Liver Disease – The connection to oral infections is exactly the same as the mechanism for kidney disease.
Gastric Cancer – Gastric cancer is generally considered to be an eventual result of gastric ulcers. Gastric ulcers are caused by the bacteria Helicobacter pylori (H. pylori). This bacteria can first be incubated in the oral cavity before spreading to the stomach.
Pancreatic Cancer – Believed to be connected to periodontal disease but the mechanism is not clear.
Spirochetes – These are a type of gram negative bacteria that are associated with periodontal diseases in the more advanced stages. A small amount of plaque on the teeth is almost unavoidable and it is generally not that harmful. As the masses of plaque get larger, things change. Because there is very little oxygen at the centre of a large mass of plague; bacteria that need oxygen die out and are replaced by bacteria that can function without oxygen. These are anaerobic bacteria and they tend to be a lot more harmful and destructive. Their waste products are more toxic. The worst of them all are the spirochetes.
There are many kinds of spirochetes but they are all related to the bacteria that cause syphilis and Lyme disease.

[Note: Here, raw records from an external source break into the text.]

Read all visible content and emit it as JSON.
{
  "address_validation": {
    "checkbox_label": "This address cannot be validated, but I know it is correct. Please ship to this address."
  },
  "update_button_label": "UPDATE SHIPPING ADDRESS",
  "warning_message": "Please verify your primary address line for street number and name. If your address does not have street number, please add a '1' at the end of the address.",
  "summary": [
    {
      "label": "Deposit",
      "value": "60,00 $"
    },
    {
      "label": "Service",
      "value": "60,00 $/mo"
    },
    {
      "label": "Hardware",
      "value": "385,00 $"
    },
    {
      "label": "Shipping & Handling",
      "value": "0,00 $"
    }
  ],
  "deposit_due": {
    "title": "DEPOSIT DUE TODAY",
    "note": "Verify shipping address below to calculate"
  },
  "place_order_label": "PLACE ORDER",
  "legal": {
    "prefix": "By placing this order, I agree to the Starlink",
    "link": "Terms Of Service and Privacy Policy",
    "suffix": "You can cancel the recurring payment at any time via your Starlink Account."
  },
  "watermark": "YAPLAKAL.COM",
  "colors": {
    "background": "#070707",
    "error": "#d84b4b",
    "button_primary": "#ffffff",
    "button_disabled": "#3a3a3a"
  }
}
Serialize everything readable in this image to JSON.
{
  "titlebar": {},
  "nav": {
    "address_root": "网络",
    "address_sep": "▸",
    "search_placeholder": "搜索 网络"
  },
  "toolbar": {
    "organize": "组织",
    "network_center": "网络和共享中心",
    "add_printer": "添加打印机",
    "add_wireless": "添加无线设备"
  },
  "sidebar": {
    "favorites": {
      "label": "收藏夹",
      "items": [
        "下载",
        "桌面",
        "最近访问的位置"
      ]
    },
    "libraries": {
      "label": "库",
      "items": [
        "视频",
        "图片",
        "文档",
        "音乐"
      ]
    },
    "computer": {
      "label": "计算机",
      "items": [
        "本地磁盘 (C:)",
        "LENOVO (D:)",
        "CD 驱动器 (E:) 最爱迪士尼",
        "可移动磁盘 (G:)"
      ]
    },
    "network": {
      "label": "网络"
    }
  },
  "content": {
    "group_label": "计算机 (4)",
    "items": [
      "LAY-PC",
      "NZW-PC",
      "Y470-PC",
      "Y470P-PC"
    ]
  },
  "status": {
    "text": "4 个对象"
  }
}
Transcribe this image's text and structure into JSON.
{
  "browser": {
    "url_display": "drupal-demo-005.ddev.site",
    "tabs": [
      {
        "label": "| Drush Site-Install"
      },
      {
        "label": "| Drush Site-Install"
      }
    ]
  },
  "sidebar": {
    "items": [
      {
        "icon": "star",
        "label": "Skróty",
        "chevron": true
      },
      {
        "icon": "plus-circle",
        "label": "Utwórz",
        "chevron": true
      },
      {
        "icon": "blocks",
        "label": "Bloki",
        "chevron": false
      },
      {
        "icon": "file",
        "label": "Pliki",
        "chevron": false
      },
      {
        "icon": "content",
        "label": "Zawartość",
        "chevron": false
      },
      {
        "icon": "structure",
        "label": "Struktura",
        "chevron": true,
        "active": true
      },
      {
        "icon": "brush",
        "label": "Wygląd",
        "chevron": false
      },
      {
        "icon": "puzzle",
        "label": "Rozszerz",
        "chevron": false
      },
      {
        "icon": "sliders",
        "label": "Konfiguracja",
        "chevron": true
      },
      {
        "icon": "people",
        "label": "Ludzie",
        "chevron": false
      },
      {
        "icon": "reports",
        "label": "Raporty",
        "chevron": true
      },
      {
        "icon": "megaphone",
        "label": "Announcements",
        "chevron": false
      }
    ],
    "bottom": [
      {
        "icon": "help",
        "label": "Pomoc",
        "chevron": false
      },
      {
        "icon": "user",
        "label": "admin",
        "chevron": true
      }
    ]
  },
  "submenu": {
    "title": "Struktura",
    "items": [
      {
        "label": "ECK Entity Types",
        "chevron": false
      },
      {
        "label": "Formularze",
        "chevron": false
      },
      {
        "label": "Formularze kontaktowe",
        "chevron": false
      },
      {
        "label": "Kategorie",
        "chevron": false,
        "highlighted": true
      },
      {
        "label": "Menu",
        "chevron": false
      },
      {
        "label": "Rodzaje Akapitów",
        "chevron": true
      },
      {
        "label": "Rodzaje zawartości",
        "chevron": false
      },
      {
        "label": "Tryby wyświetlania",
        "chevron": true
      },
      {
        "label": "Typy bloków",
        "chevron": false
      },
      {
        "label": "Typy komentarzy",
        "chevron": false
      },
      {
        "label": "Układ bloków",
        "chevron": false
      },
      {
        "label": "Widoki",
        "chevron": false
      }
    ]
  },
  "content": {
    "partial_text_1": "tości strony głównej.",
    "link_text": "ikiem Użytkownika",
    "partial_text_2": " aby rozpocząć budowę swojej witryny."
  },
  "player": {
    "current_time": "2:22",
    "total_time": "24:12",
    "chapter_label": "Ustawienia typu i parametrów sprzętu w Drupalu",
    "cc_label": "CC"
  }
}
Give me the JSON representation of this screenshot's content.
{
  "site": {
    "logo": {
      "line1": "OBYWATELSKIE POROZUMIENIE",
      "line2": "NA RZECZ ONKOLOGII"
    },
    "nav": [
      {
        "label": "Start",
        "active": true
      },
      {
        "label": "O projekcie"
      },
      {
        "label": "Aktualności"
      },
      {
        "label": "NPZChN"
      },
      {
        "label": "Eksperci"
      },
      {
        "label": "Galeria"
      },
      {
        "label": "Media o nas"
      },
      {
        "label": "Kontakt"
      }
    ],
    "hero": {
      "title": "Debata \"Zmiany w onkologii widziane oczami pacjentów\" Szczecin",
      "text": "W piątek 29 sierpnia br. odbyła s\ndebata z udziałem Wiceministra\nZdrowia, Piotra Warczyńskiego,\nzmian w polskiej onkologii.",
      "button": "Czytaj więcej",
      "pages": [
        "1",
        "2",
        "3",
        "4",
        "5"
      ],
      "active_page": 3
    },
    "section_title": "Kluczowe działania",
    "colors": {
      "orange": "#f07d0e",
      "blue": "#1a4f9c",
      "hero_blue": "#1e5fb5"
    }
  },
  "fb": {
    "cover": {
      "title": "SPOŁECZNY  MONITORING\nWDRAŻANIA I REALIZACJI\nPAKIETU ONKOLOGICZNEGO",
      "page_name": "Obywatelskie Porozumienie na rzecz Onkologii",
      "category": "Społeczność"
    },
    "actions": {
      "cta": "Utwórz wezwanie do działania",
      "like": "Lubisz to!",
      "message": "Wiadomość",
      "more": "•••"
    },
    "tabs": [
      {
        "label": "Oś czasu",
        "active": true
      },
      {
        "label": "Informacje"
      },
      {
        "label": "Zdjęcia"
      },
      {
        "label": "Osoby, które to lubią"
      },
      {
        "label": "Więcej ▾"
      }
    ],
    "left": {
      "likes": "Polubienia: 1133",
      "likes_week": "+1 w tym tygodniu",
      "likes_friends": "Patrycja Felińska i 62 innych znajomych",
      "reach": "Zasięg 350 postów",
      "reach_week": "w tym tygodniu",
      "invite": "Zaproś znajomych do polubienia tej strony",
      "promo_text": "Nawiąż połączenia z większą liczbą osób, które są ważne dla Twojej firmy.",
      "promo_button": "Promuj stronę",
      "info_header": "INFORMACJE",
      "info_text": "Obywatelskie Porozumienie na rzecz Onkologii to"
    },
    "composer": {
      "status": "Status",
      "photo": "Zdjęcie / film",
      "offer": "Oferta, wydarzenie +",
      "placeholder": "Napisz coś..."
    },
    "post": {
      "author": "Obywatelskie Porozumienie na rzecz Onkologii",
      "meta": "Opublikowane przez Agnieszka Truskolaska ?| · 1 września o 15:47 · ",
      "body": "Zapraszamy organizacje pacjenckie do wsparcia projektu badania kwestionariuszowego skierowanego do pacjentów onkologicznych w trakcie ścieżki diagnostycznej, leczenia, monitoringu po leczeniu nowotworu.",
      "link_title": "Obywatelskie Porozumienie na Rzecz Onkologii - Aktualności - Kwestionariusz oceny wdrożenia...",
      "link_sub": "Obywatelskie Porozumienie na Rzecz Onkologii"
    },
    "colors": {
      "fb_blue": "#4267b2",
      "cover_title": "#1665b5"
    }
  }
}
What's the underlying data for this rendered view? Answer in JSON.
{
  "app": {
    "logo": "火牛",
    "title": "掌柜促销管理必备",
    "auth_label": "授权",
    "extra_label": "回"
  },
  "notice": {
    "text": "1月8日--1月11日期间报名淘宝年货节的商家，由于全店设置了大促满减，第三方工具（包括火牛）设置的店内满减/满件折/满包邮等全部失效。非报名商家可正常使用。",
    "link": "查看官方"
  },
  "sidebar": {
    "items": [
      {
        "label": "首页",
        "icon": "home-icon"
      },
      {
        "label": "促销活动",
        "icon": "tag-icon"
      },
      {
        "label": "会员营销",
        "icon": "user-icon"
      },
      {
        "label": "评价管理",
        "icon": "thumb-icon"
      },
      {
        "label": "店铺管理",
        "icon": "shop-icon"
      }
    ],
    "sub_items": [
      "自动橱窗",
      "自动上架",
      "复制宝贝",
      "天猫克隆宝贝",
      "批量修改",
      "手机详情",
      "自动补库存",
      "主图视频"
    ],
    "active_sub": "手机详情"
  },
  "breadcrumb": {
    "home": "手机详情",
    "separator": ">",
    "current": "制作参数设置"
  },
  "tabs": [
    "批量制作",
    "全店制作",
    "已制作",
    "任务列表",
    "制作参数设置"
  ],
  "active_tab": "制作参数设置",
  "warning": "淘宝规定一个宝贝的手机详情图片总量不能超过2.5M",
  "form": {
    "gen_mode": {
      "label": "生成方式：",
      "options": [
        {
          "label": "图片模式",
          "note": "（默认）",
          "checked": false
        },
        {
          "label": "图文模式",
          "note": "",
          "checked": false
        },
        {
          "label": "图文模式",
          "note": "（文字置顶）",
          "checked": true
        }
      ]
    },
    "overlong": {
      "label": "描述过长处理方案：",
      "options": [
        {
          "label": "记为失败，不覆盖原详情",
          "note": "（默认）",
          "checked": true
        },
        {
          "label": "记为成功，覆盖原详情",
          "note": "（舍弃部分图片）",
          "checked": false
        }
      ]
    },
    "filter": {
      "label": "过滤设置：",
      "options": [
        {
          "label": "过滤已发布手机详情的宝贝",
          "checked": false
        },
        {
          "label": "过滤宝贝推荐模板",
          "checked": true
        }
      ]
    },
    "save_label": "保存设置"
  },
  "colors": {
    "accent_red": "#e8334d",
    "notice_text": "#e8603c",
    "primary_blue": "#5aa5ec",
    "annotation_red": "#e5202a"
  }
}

Most spirochetes produce neurotoxins to some degree. This can lead to neurological problems that resemble Lyme disease and tertiary syphilis. There is also a case to be made that links spirochetes to heart disease, diabetes and some form of dementia. (This link is probably through the process of chronic inflammation.)
Spirochetes are also very hard to kill. Antibiotics are not that effective and some spirochetes can even survive after being ingested by macrophages. They survive very well at the bottom of deeper periodontal pockets. Often a laser is the best way to kill them once they have gotten established.